Did Jane Austen write romances?
It’s a more complicated question than it may appear on the surface.
In some ways it is unfair to ask this question of Austen. “Romance” as we know it is a relatively recent genre and was not considered a separate category in Austen’s time. However, the “romantic” genre of literature was in full flourish, as exemplified by Wordsworth, Coleridge, Blake and other poets who privileged expression of internal thoughts and imagination, valued connection with the natural world, and rejected social convention and industrialization. Elements of this kind of romanticism can also be seen in novels that Austen read, like The Castle of Otranto, The Mysteries of Udolpho, The Monk, etc.
Literary scholars tend to see Austen as eschewing romanticism in favor of advocating for rationalism and common sense over heedless emotion and complete rejection of social convention. But, of course, the case is not so clean cut. In Northanger Abbey, Austen makes fun of Catherine’s flights of fancy brought on by excessive novel reading, but she also defends novel reading vociferously. And elements of romanticism crop up in her novels even if we might not say they were romantic in genre.
So where does this leave Austen vis-à-vis romance? The Romance Writers of America says a romance must contain two elements: a central love story and an emotionally satisfying and optimistic ending.
Certainly, all of Austen’s books meet the second criterion. They all end happily and satisfactorily, at least regarding the main characters.

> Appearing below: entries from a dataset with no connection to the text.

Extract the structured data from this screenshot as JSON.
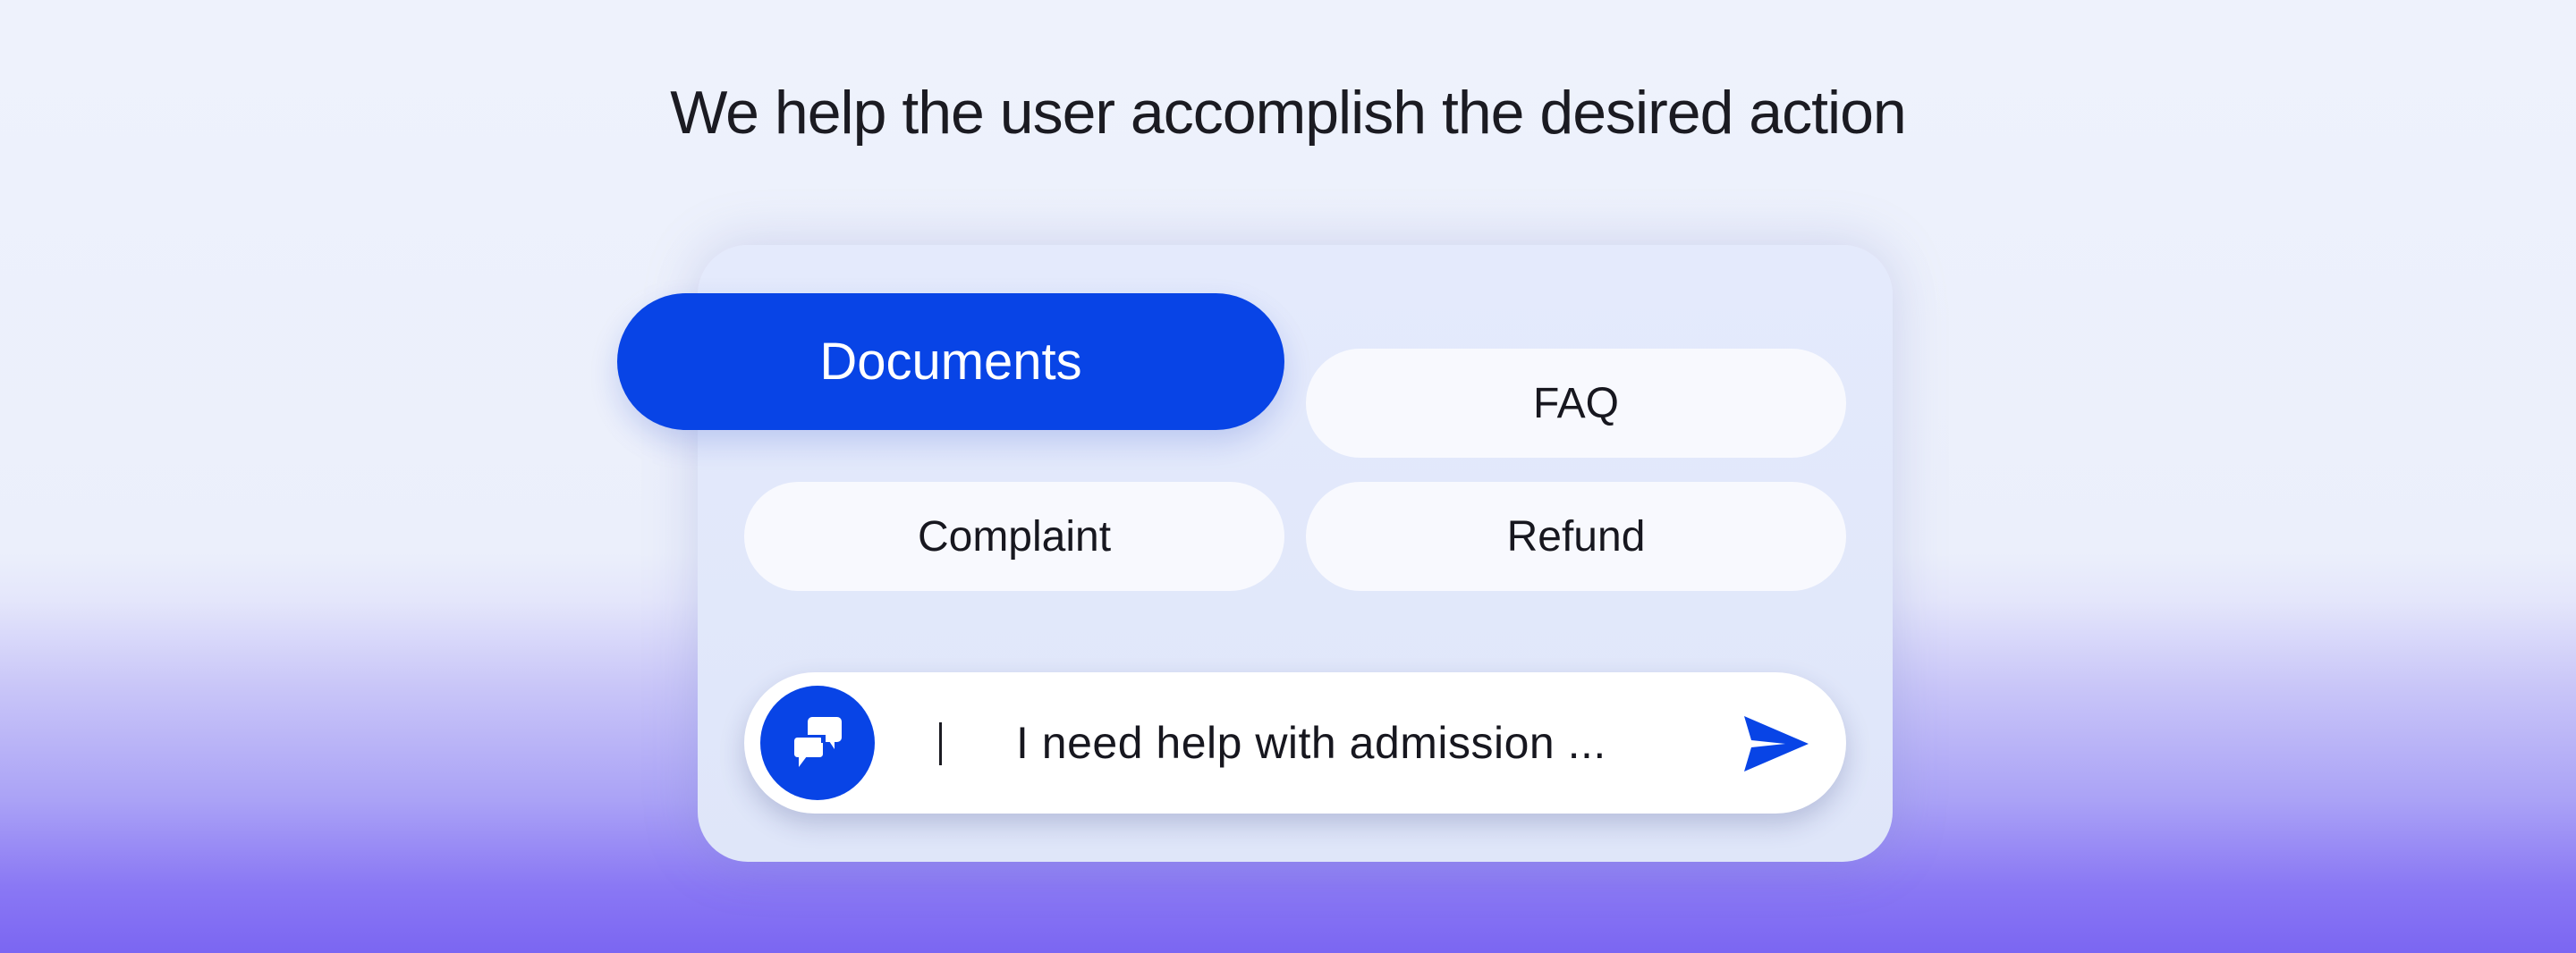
{
  "headline": "We help the user accomplish the desired action",
  "options": {
    "documents": "Documents",
    "faq": "FAQ",
    "complaint": "Complaint",
    "refund": "Refund"
  },
  "input": {
    "value": "I need help with admission ...",
    "chat_icon": "chat-bubbles-icon",
    "send_icon": "send-icon"
  },
  "colors": {
    "accent": "#0844e6",
    "pill_background": "#f8f9fe",
    "card_background": "#e2e8fb",
    "text": "#17171f"
  }
}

So, the question is: how well do her books meet the first criterion: a central love story? That a is a much harder question to answer and it varies according to each book.
Certainly in Northanger Abbey, the love story is central. Catherine likes Tilney from the beginning, and the question of whether they will get together is the primary source of suspense. I would say this is also true of Persuasion. It is true to a lesser extent in Pride and Prejudice and Elinor’s story in Sense and Sensibility. In those stories the primary romance protagonists spend far less time together and today we tend to see spending time together as an essential part of getting to know each other and forming a romantic attachment. But in P&P and S&S the question of whether the heroine will marry the hero is still the primary driver of the plot.

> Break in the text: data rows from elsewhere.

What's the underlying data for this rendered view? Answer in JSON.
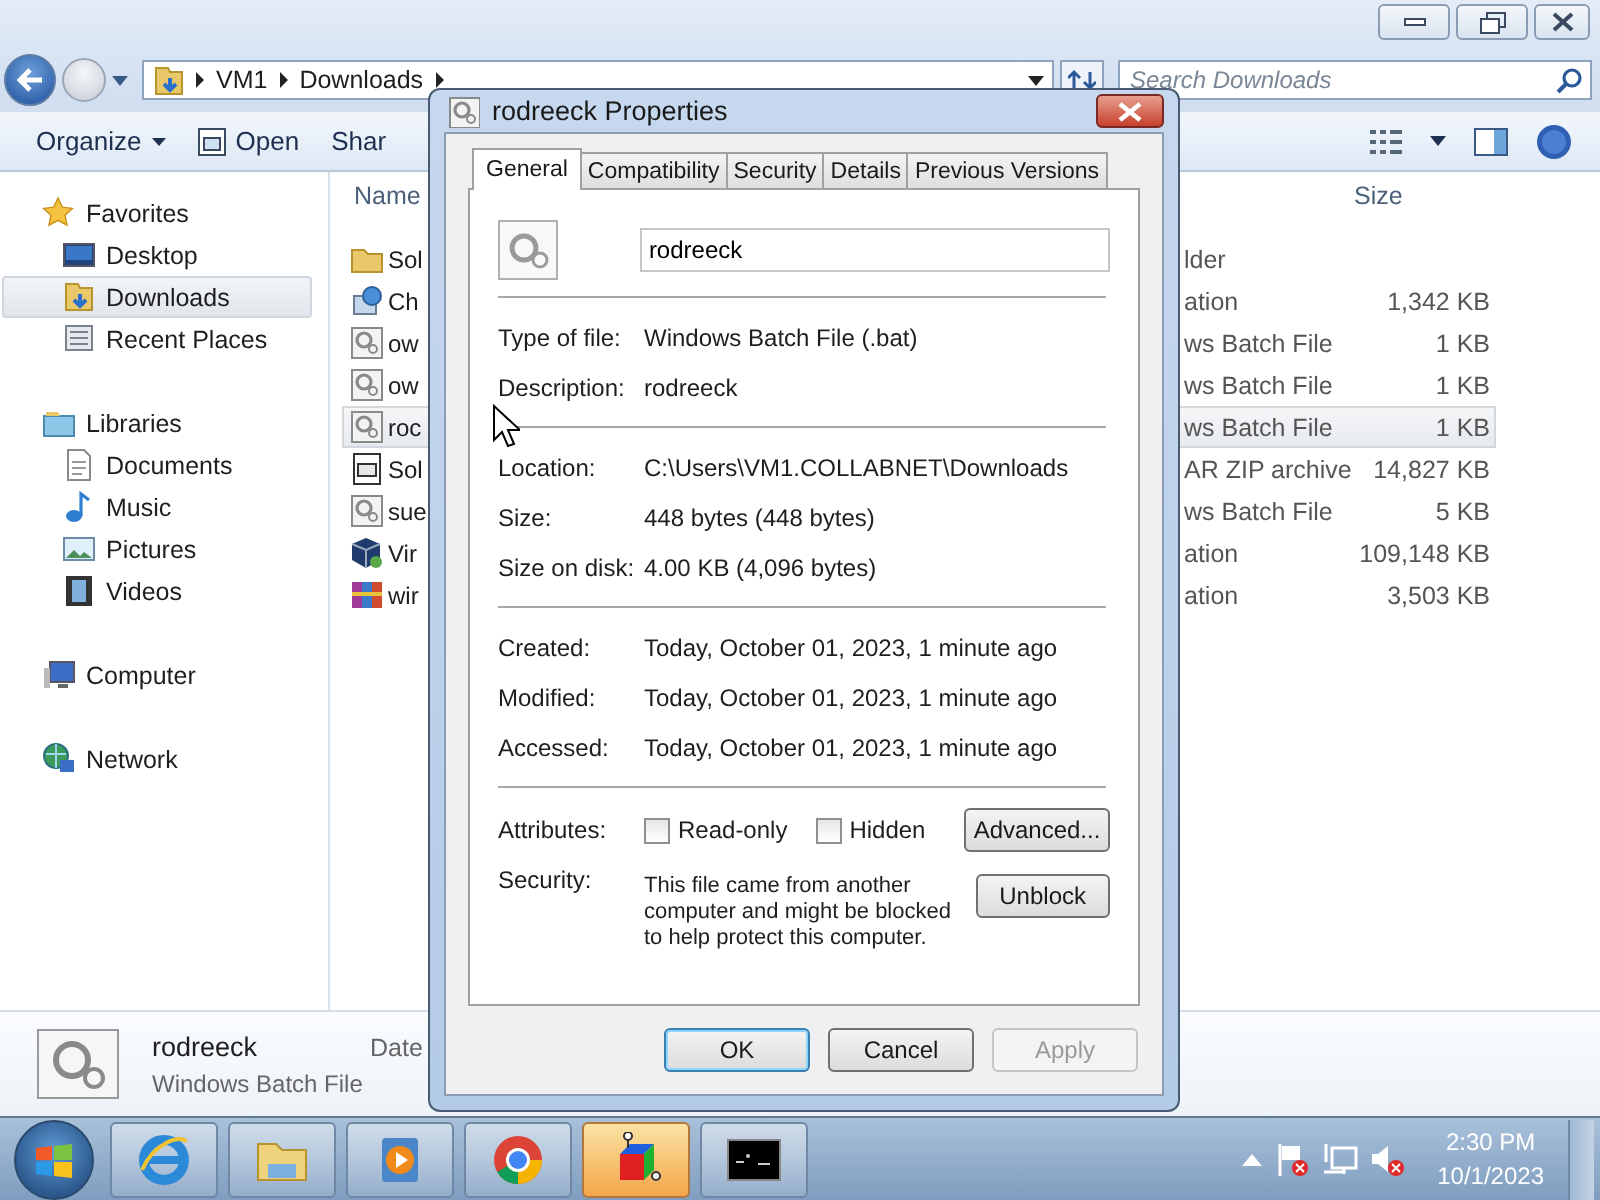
{
  "explorer": {
    "address": {
      "segments": [
        "VM1",
        "Downloads"
      ]
    },
    "search": {
      "placeholder": "Search Downloads"
    },
    "toolbar": [
      {
        "label": "Organize",
        "kind": "menu"
      },
      {
        "label": "Open",
        "kind": "icon"
      },
      {
        "label": "Shar",
        "kind": "plain"
      }
    ],
    "navigation": [
      {
        "label": "Favorites",
        "selected": false,
        "children": [
          {
            "label": "Desktop",
            "selected": false
          },
          {
            "label": "Downloads",
            "selected": true
          },
          {
            "label": "Recent Places",
            "selected": false
          }
        ]
      },
      {
        "label": "Libraries",
        "selected": false,
        "children": [
          {
            "label": "Documents",
            "selected": false
          },
          {
            "label": "Music",
            "selected": false
          },
          {
            "label": "Pictures",
            "selected": false
          },
          {
            "label": "Videos",
            "selected": false
          }
        ]
      },
      {
        "label": "Computer",
        "selected": false
      },
      {
        "label": "Network",
        "selected": false
      }
    ],
    "columns": {
      "name": "Name",
      "size": "Size"
    },
    "files": [
      {
        "name": "Sol",
        "type": "lder",
        "selected": false
      },
      {
        "name": "Ch",
        "type": "ation",
        "size": "1,342 KB",
        "selected": false
      },
      {
        "name": "ow",
        "type": "ws Batch File",
        "size": "1 KB",
        "selected": false
      },
      {
        "name": "ow",
        "type": "ws Batch File",
        "size": "1 KB",
        "selected": false
      },
      {
        "name": "roc",
        "type": "ws Batch File",
        "size": "1 KB",
        "selected": true
      },
      {
        "name": "Sol",
        "type": "AR ZIP archive",
        "size": "14,827 KB",
        "selected": false
      },
      {
        "name": "sue",
        "type": "ws Batch File",
        "size": "5 KB",
        "selected": false
      },
      {
        "name": "Vir",
        "type": "ation",
        "size": "109,148 KB",
        "selected": false
      },
      {
        "name": "wir",
        "type": "ation",
        "size": "3,503 KB",
        "selected": false
      }
    ],
    "details": {
      "name": "rodreeck",
      "type": "Windows Batch File",
      "column_label": "Date"
    }
  },
  "dialog": {
    "title": "rodreeck Properties",
    "tabs": [
      {
        "label": "General",
        "selected": true
      },
      {
        "label": "Compatibility",
        "selected": false
      },
      {
        "label": "Security",
        "selected": false
      },
      {
        "label": "Details",
        "selected": false
      },
      {
        "label": "Previous Versions",
        "selected": false
      }
    ],
    "file_name": "rodreeck",
    "groups": [
      [
        {
          "label": "Type of file:",
          "value": "Windows Batch File (.bat)"
        },
        {
          "label": "Description:",
          "value": "rodreeck"
        }
      ],
      [
        {
          "label": "Location:",
          "value": "C:\\Users\\VM1.COLLABNET\\Downloads"
        },
        {
          "label": "Size:",
          "value": "448 bytes (448 bytes)"
        },
        {
          "label": "Size on disk:",
          "value": "4.00 KB (4,096 bytes)"
        }
      ],
      [
        {
          "label": "Created:",
          "value": "Today, October 01, 2023, 1 minute ago"
        },
        {
          "label": "Modified:",
          "value": "Today, October 01, 2023, 1 minute ago"
        },
        {
          "label": "Accessed:",
          "value": "Today, October 01, 2023, 1 minute ago"
        }
      ]
    ],
    "attributes": {
      "label": "Attributes:",
      "options": [
        {
          "label": "Read-only",
          "checked": false
        },
        {
          "label": "Hidden",
          "checked": false
        }
      ],
      "button": "Advanced..."
    },
    "security": {
      "label": "Security:",
      "text": "This file came from another computer and might be blocked to help protect this computer.",
      "button": "Unblock"
    },
    "buttons": [
      {
        "label": "OK",
        "default": true,
        "disabled": false
      },
      {
        "label": "Cancel",
        "default": false,
        "disabled": false
      },
      {
        "label": "Apply",
        "default": false,
        "disabled": true
      }
    ]
  },
  "taskbar": {
    "apps": [
      {
        "active": false
      },
      {
        "active": false
      },
      {
        "active": false
      },
      {
        "active": false
      },
      {
        "active": true
      },
      {
        "active": false
      }
    ],
    "clock": {
      "time": "2:30 PM",
      "date": "10/1/2023"
    }
  }
}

I do not believe that is true for Mansfield Park or Marianne’s story in S&S. (I won’t discuss Emma; it’s been a while since I read it). In my most recent re-reading of Mansfield Park I was struck by the extent to which Edmund and Fanny’s marriage was tacked on as an afterthought. While the question of whether Edmund would marry Mary Crawford and if Fanny would marry Henry Crawford occupies huge swaths of the plot, the amount of time Edmund and Fanny spend alone together is very limited, and they never discuss anything remotely romantic. My copy of Mansfield Park is 851 pages long and their marriage first comes up on page 844. The narrator mentions in a very offhand way, saying that she will not tell the reader the exact date or time of the proposal but leave it up to the reader’s imagination. I don’t know how Austen could have been more direct in telling us that the story we just read wasn’t really about Fanny and Edmund’s romance; their marriage just ties up a loose end and guarantees the happiness of the two most deserving characters in the book. In some ways it is the opposite of Northanger Abbey.
Marianne’s romance with Colonel Brandon is similar. Their marriage is mentioned at the end of the book, but their romance is not really described. The narrator notes they waited a couple of years to marry until Marianne was older. While Marianne’s romantic attachment to Willoughby has been an important driver of the plot, her relationship with Brandon happens mostly offstage. And their marriage simply gives a happy ending to deserving characters.

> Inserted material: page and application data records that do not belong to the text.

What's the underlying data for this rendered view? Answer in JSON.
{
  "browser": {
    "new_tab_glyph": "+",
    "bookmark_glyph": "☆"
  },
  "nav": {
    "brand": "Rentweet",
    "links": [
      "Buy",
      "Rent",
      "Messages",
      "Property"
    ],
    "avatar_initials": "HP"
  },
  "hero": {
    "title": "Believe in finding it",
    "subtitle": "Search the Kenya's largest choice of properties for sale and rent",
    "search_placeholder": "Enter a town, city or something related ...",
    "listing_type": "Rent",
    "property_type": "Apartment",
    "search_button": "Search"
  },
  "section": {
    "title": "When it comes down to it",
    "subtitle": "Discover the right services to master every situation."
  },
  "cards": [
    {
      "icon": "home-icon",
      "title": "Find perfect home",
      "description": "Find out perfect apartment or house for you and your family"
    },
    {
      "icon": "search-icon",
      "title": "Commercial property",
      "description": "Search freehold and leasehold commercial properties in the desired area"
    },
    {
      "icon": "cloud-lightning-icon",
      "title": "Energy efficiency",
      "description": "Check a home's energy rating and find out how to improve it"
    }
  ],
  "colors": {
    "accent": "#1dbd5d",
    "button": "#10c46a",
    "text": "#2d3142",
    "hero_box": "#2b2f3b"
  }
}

Here I want to make it clear that I am speaking specifically about Austen’s books and not any kind of adaptation. There are some wonderful (and not so wonderful) movie adaptations of her novels which all tend to emphasize the romance in the stories. But, I would argue, this is imposing a modern sensibility on Austen. Today’s adapters and the audiences are primed for romance, so that is what we notice and cherish most about Austen’s work.
However, I’m not sure that Austen herself would have regarded romance as one of the most important elements (or maybe she would have, there’s no way to know). But she certainly would not have thought of her books as romances the same way we think about books by Nora Roberts, Julia Quinn, or Eloisa James. And that, I would argue, is one of Austen’s strengths. I have nothing against romance (it’s the primary genre I read and write), but because Austen was focused on so many other elements of storytelling she created very rich worlds that gave us so much fodder for various re-imaginings of her stories. Ironically most of these re-imaginings are romances. And I think that’s okay.
Although I think Austen would be startled by some of the variations on her stories, she would also be flattered and amazed. I believe she would also recognize that people read romance because they want more hope, optimism and love in their lives. Certainly her novels offer those qualities in abundance.